SBVS115D August 2008 – January 2015 TPS782
The TPS782 family of low-dropout regulators (LDOs) is designed specifically for battery-powered applications where ultralow quiescent current is a critical parameter. The TPS782 family is compatible with the TI MSP430 and other similar products. The enable pin (EN) is compatible with standard CMOS logic. This LDO family is stable with any output capacitor greater than 1.0 µF.
The TPS782 is internally current-limited to protect the regulator during fault conditions. During current limit, the output sources a fixed amount of current that is largely independent of output voltage. For reliable operation, the device should not be operated in a current limit state for extended periods of time.

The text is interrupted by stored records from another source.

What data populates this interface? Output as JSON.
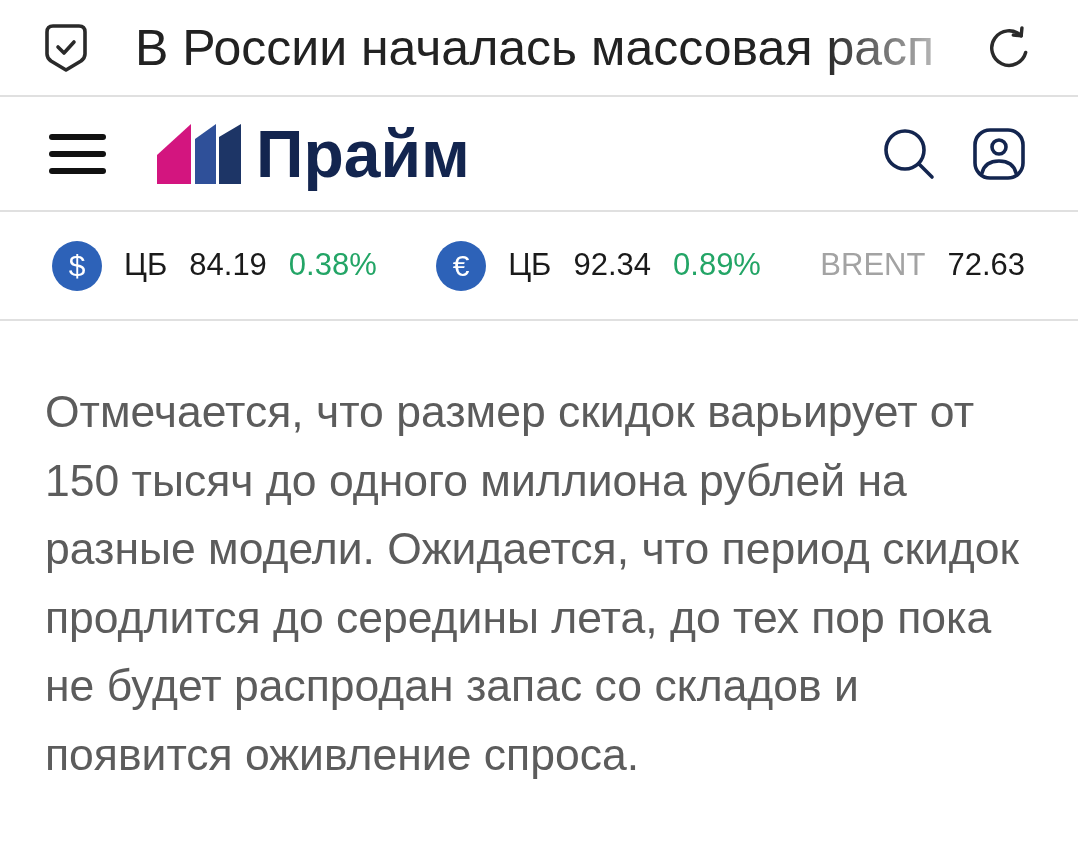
{
  "browser_bar": {
    "title": "В России началась массовая расп"
  },
  "header": {
    "logo_text": "Прайм"
  },
  "ticker": [
    {
      "kind": "currency",
      "symbol": "$",
      "source": "ЦБ",
      "value": "84.19",
      "change": "0.38%",
      "rising": true
    },
    {
      "kind": "currency",
      "symbol": "€",
      "source": "ЦБ",
      "value": "92.34",
      "change": "0.89%",
      "rising": true
    },
    {
      "kind": "commodity",
      "name": "BRENT",
      "value": "72.63"
    }
  ],
  "article": {
    "paragraph": "Отмечается, что размер скидок варьирует от 150 тысяч до одного миллиона рублей на разные модели. Ожидается, что период скидок продлится до середины лета, до тех пор пока не будет распродан запас со складов и появится оживление спроса."
  }
}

The PMOS pass element in the TPS782 series has a built-in body diode that conducts current when the voltage at OUT exceeds the voltage at IN. This current is not limited, so if extended reverse voltage operation is anticipated, external limiting to 5% of rated output current may be appropriate.

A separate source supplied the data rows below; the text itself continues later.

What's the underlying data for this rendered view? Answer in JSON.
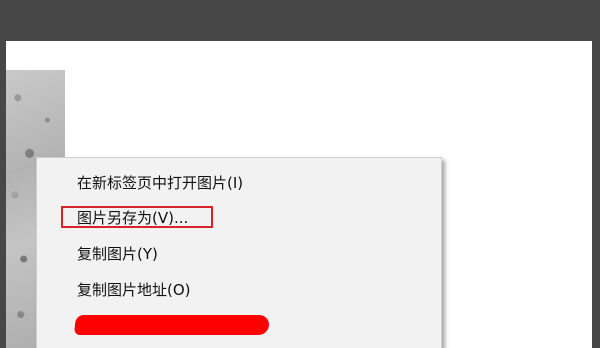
{
  "context_menu": {
    "items": [
      {
        "label": "在新标签页中打开图片(I)"
      },
      {
        "label": "图片另存为(V)..."
      },
      {
        "label": "复制图片(Y)"
      },
      {
        "label": "复制图片地址(O)"
      },
      {
        "label": ""
      }
    ]
  },
  "colors": {
    "window_frame": "#474747",
    "page_background": "#ffffff",
    "menu_background": "#f2f2f2",
    "highlight_border": "#d8232a",
    "redaction": "#ff0000"
  }
}
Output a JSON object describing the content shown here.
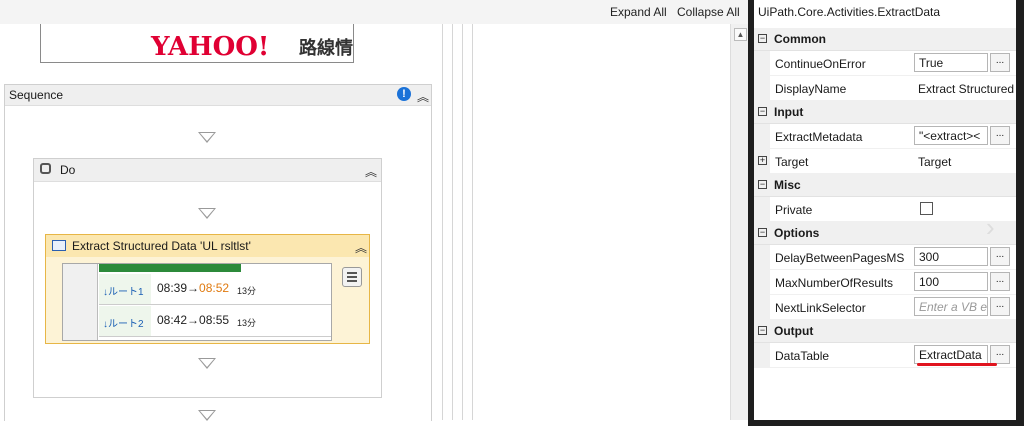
{
  "toolbar": {
    "expand_all": "Expand All",
    "collapse_all": "Collapse All"
  },
  "designer": {
    "banner": {
      "logo_text": "YAHOO!",
      "jp_text": "路線情"
    },
    "sequence": {
      "title": "Sequence",
      "warn_symbol": "!"
    },
    "do": {
      "title": "Do"
    },
    "extract": {
      "title": "Extract Structured Data 'UL  rsltlst'",
      "preview_rows": [
        {
          "route": "↓ルート1",
          "time_start": "08:39→",
          "time_end": "08:52",
          "duration": "13分"
        },
        {
          "route": "↓ルート2",
          "time_start": "08:42→08:55",
          "time_end": "",
          "duration": "13分"
        }
      ]
    }
  },
  "properties": {
    "title": "UiPath.Core.Activities.ExtractData",
    "categories": {
      "common": "Common",
      "input": "Input",
      "misc": "Misc",
      "options": "Options",
      "output": "Output"
    },
    "rows": {
      "continue_on_error": {
        "name": "ContinueOnError",
        "value": "True"
      },
      "display_name": {
        "name": "DisplayName",
        "value": "Extract Structured Data"
      },
      "extract_metadata": {
        "name": "ExtractMetadata",
        "value": "\"<extract><"
      },
      "target": {
        "name": "Target",
        "value": "Target"
      },
      "private": {
        "name": "Private",
        "checked": false
      },
      "delay": {
        "name": "DelayBetweenPagesMS",
        "value": "300"
      },
      "max_results": {
        "name": "MaxNumberOfResults",
        "value": "100"
      },
      "next_link": {
        "name": "NextLinkSelector",
        "placeholder": "Enter a VB e"
      },
      "data_table": {
        "name": "DataTable",
        "value": "ExtractData"
      }
    },
    "ellipsis": "...",
    "accent_red": "#e0141e"
  }
}
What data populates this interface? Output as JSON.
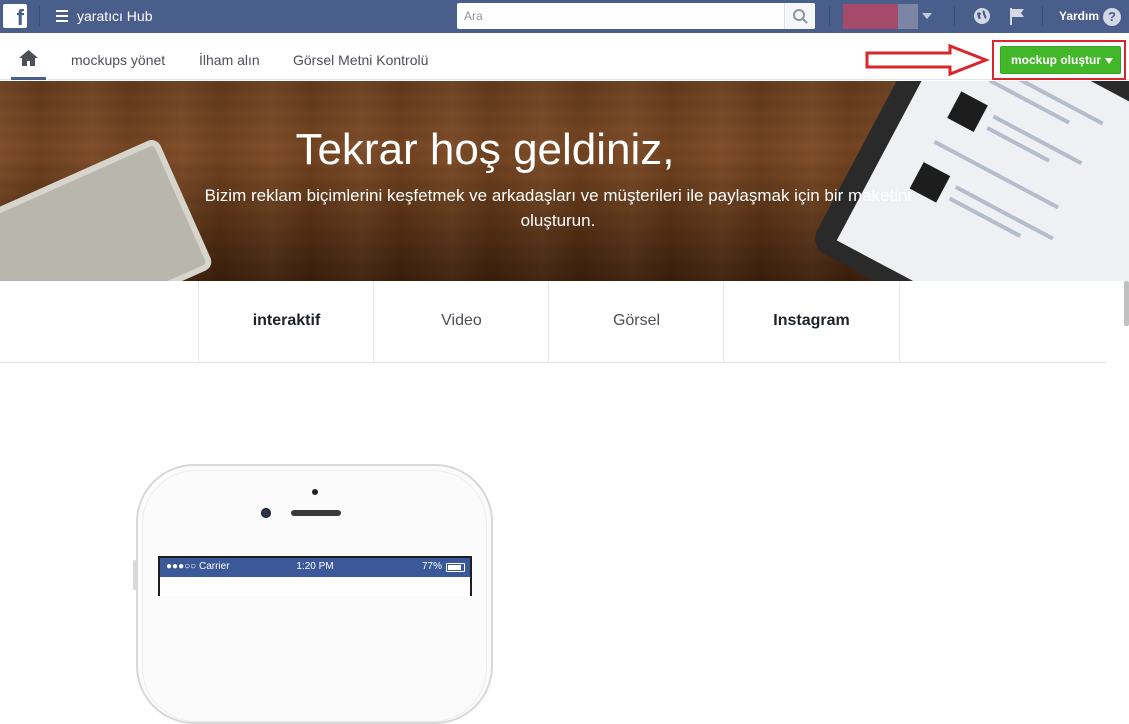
{
  "topbar": {
    "logo_letter": "f",
    "app_title": "yaratıcı Hub",
    "search_placeholder": "Ara",
    "help_label": "Yardım",
    "help_icon": "?",
    "colors": {
      "bar": "#4a5e8c"
    }
  },
  "subnav": {
    "links": [
      "mockups yönet",
      "İlham alın",
      "Görsel Metni Kontrolü"
    ],
    "create_button": "mockup oluştur",
    "accent": "#42b72a",
    "annotation_color": "#d9252b"
  },
  "hero": {
    "title": "Tekrar hoş geldiniz,",
    "subtitle": "Bizim reklam biçimlerini keşfetmek ve arkadaşları ve müşterileri ile paylaşmak için bir maketini oluşturun."
  },
  "format_tabs": [
    {
      "label": "interaktif"
    },
    {
      "label": "Video"
    },
    {
      "label": "Görsel"
    },
    {
      "label": "Instagram"
    }
  ],
  "phone": {
    "carrier": "●●●○○ Carrier",
    "time": "1:20 PM",
    "battery": "77%"
  }
}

In the TPS782 series, the active pulldown discharges VOUT when the device is off. However, the input voltage must be greater than 2.2 V for the active pulldown to work.

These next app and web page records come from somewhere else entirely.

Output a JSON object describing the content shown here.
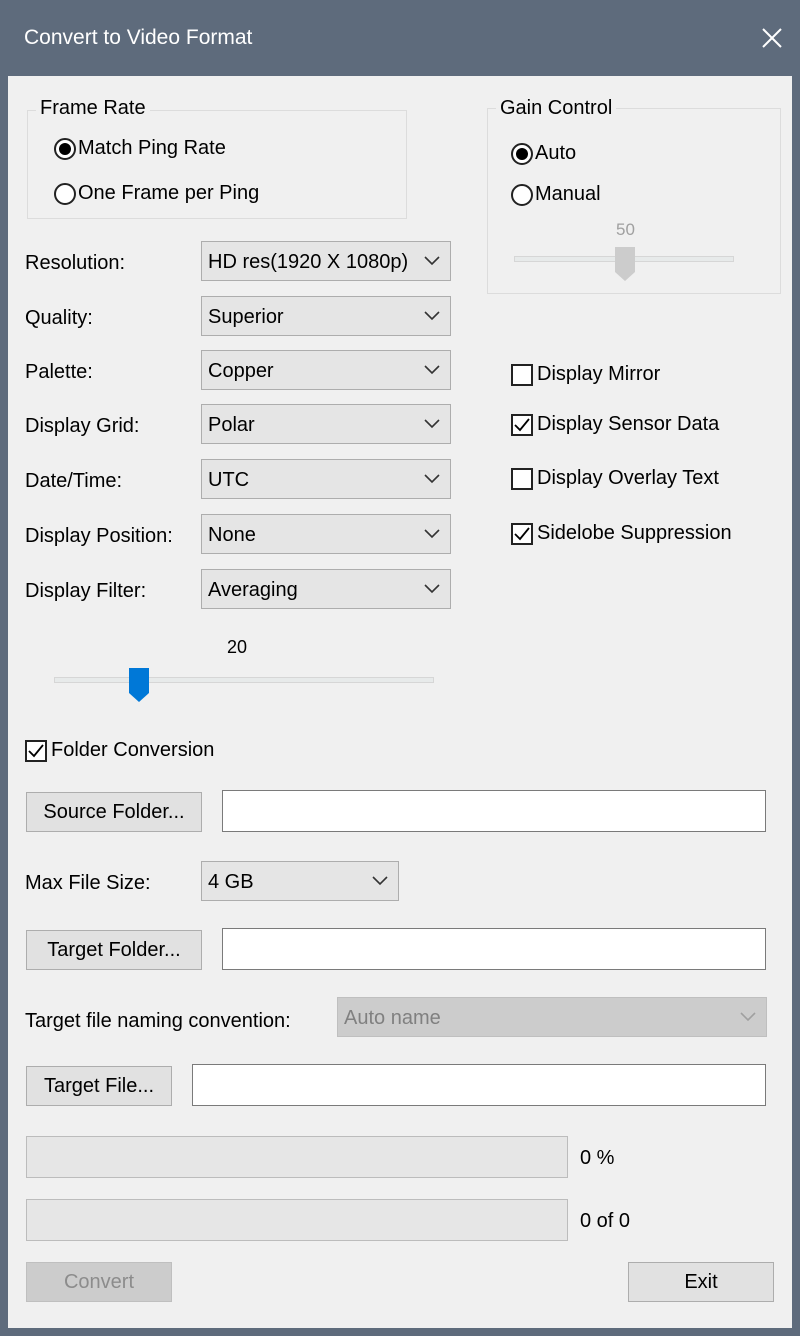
{
  "window": {
    "title": "Convert to Video Format"
  },
  "frame_rate": {
    "title": "Frame Rate",
    "options": [
      "Match Ping Rate",
      "One Frame per Ping"
    ],
    "selected": 0
  },
  "gain_control": {
    "title": "Gain Control",
    "auto_label": "Auto",
    "manual_label": "Manual",
    "auto_selected": true,
    "slider_value": "50",
    "slider_fraction": 0.5
  },
  "settings": {
    "resolution": {
      "label": "Resolution:",
      "value": "HD res(1920 X 1080p)"
    },
    "quality": {
      "label": "Quality:",
      "value": "Superior"
    },
    "palette": {
      "label": "Palette:",
      "value": "Copper"
    },
    "display_grid": {
      "label": "Display Grid:",
      "value": "Polar"
    },
    "date_time": {
      "label": "Date/Time:",
      "value": "UTC"
    },
    "display_position": {
      "label": "Display Position:",
      "value": "None"
    },
    "display_filter": {
      "label": "Display Filter:",
      "value": "Averaging"
    }
  },
  "filter_slider": {
    "value": "20",
    "fraction": 0.2
  },
  "options": {
    "display_mirror": {
      "label": "Display Mirror",
      "checked": false
    },
    "display_sensor_data": {
      "label": "Display Sensor Data",
      "checked": true
    },
    "display_overlay_text": {
      "label": "Display Overlay Text",
      "checked": false
    },
    "sidelobe_suppression": {
      "label": "Sidelobe Suppression",
      "checked": true
    }
  },
  "folder_conversion": {
    "label": "Folder Conversion",
    "checked": true
  },
  "source_folder": {
    "button": "Source Folder...",
    "value": ""
  },
  "max_file_size": {
    "label": "Max File Size:",
    "value": "4 GB"
  },
  "target_folder": {
    "button": "Target Folder...",
    "value": ""
  },
  "naming": {
    "label": "Target file naming convention:",
    "value": "Auto name"
  },
  "target_file": {
    "button": "Target File...",
    "value": ""
  },
  "progress": {
    "overall_text": "0 %",
    "overall_fraction": 0,
    "count_text": "0 of 0",
    "count_fraction": 0
  },
  "actions": {
    "convert": "Convert",
    "exit": "Exit"
  },
  "colors": {
    "titlebar": "#5e6b7c",
    "slider_thumb_active": "#0078d7",
    "slider_thumb_disabled": "#cccccc"
  }
}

The enable pin (EN) is active high and is compatible with standard and low-voltage CMOS levels. When shutdown capability is not required, EN should be connected to the IN pin, as shown in Figure 22. The TPS782 series, with internal active output pulldown circuitry, discharges the output to within 5% VOUT with a time (t) shown in Equation 1:
RL= output load resistance
COUT = output capacitance
Table 1 provides a quick comparison between the normal, dropout, and disabled modes of operation.
|Normal||VIN > VOUT(nom) + VDO||VEN > VEN(HI)||IOUT < ILIM||TJ < TSD|
|Dropout||VIN < VOUT(nom) + VDO||VEN > VEN(HI)||IOUT < ILIM||TJ < TSD|
|Disabled||—||VEN < VEN(LO)||—||TJ > TSD|
The device regulates to the nominal output voltage under the following conditions:
If the input voltage is lower than the nominal output voltage plus the specified dropout voltage, but all other conditions are met for normal operation, the device operates in dropout mode. In this mode, the output voltage tracks the input voltage. During this mode, the transient performance of the device becomes significantly degraded because the pass device is in a triode state and no longer controls the current through the LDO. Line or load transients in dropout can result in large output-voltage deviations.
The device is disabled under the following conditions: